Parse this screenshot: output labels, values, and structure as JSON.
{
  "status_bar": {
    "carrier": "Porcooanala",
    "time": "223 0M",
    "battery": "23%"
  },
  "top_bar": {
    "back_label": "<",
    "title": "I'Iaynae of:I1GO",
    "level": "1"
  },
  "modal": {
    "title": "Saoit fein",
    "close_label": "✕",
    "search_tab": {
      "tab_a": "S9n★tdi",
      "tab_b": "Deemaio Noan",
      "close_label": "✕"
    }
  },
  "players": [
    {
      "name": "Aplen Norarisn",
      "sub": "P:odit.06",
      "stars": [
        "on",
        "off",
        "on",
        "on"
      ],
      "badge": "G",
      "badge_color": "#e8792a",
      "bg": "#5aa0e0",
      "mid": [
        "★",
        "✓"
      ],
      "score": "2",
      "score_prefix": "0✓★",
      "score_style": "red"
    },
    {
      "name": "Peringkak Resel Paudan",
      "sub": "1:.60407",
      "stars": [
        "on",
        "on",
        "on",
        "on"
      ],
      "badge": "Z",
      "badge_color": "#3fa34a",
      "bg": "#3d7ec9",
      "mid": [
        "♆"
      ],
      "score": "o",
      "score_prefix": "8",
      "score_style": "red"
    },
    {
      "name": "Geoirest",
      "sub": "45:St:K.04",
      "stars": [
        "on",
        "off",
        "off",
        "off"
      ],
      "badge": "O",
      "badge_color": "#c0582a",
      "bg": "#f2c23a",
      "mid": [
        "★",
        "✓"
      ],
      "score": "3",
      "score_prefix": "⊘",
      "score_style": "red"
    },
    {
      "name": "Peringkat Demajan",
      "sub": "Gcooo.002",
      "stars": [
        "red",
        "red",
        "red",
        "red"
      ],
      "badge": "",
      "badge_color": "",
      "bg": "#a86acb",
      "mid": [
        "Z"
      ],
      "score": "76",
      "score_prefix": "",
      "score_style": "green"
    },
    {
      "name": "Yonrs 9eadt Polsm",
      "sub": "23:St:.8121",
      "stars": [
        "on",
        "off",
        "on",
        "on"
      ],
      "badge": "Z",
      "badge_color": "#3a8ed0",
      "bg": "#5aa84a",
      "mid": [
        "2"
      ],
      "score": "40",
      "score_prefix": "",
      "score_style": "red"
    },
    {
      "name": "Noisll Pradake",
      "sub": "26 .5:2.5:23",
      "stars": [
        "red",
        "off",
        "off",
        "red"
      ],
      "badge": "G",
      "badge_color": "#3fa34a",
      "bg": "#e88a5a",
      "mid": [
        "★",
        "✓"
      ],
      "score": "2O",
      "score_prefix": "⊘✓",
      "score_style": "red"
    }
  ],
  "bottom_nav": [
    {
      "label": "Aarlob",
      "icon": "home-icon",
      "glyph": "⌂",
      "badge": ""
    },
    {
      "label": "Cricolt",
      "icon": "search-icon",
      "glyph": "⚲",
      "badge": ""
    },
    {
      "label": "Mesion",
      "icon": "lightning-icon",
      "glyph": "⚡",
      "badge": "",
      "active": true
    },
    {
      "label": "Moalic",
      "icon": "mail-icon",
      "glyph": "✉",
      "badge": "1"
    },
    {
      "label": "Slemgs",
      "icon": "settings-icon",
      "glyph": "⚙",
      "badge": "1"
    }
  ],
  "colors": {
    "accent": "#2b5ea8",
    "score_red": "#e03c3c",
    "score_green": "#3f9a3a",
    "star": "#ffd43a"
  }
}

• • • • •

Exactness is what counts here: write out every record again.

Parse this screenshot: output labels, values, and structure as JSON.
{
  "status_bar": {
    "carrier": "Porcooanala",
    "time": "223 0M",
    "battery": "23%"
  },
  "top_bar": {
    "back_label": "<",
    "title": "I'Iaynae of:I1GO",
    "level": "1"
  },
  "modal": {
    "title": "Saoit fein",
    "close_label": "✕",
    "search_tab": {
      "tab_a": "S9n★tdi",
      "tab_b": "Deemaio Noan",
      "close_label": "✕"
    }
  },
  "players": [
    {
      "name": "Aplen Norarisn",
      "sub": "P:odit.06",
      "stars": [
        "on",
        "off",
        "on",
        "on"
      ],
      "badge": "G",
      "badge_color": "#e8792a",
      "bg": "#5aa0e0",
      "mid": [
        "★",
        "✓"
      ],
      "score": "2",
      "score_prefix": "0✓★",
      "score_style": "red"
    },
    {
      "name": "Peringkak Resel Paudan",
      "sub": "1:.60407",
      "stars": [
        "on",
        "on",
        "on",
        "on"
      ],
      "badge": "Z",
      "badge_color": "#3fa34a",
      "bg": "#3d7ec9",
      "mid": [
        "♆"
      ],
      "score": "o",
      "score_prefix": "8",
      "score_style": "red"
    },
    {
      "name": "Geoirest",
      "sub": "45:St:K.04",
      "stars": [
        "on",
        "off",
        "off",
        "off"
      ],
      "badge": "O",
      "badge_color": "#c0582a",
      "bg": "#f2c23a",
      "mid": [
        "★",
        "✓"
      ],
      "score": "3",
      "score_prefix": "⊘",
      "score_style": "red"
    },
    {
      "name": "Peringkat Demajan",
      "sub": "Gcooo.002",
      "stars": [
        "red",
        "red",
        "red",
        "red"
      ],
      "badge": "",
      "badge_color": "",
      "bg": "#a86acb",
      "mid": [
        "Z"
      ],
      "score": "76",
      "score_prefix": "",
      "score_style": "green"
    },
    {
      "name": "Yonrs 9eadt Polsm",
      "sub": "23:St:.8121",
      "stars": [
        "on",
        "off",
        "on",
        "on"
      ],
      "badge": "Z",
      "badge_color": "#3a8ed0",
      "bg": "#5aa84a",
      "mid": [
        "2"
      ],
      "score": "40",
      "score_prefix": "",
      "score_style": "red"
    },
    {
      "name": "Noisll Pradake",
      "sub": "26 .5:2.5:23",
      "stars": [
        "red",
        "off",
        "off",
        "red"
      ],
      "badge": "G",
      "badge_color": "#3fa34a",
      "bg": "#e88a5a",
      "mid": [
        "★",
        "✓"
      ],
      "score": "2O",
      "score_prefix": "⊘✓",
      "score_style": "red"
    }
  ],
  "bottom_nav": [
    {
      "label": "Aarlob",
      "icon": "home-icon",
      "glyph": "⌂",
      "badge": ""
    },
    {
      "label": "Cricolt",
      "icon": "search-icon",
      "glyph": "⚲",
      "badge": ""
    },
    {
      "label": "Mesion",
      "icon": "lightning-icon",
      "glyph": "⚡",
      "badge": "",
      "active": true
    },
    {
      "label": "Moalic",
      "icon": "mail-icon",
      "glyph": "✉",
      "badge": "1"
    },
    {
      "label": "Slemgs",
      "icon": "settings-icon",
      "glyph": "⚙",
      "badge": "1"
    }
  ],
  "colors": {
    "accent": "#2b5ea8",
    "score_red": "#e03c3c",
    "score_green": "#3f9a3a",
    "star": "#ffd43a"
  }
}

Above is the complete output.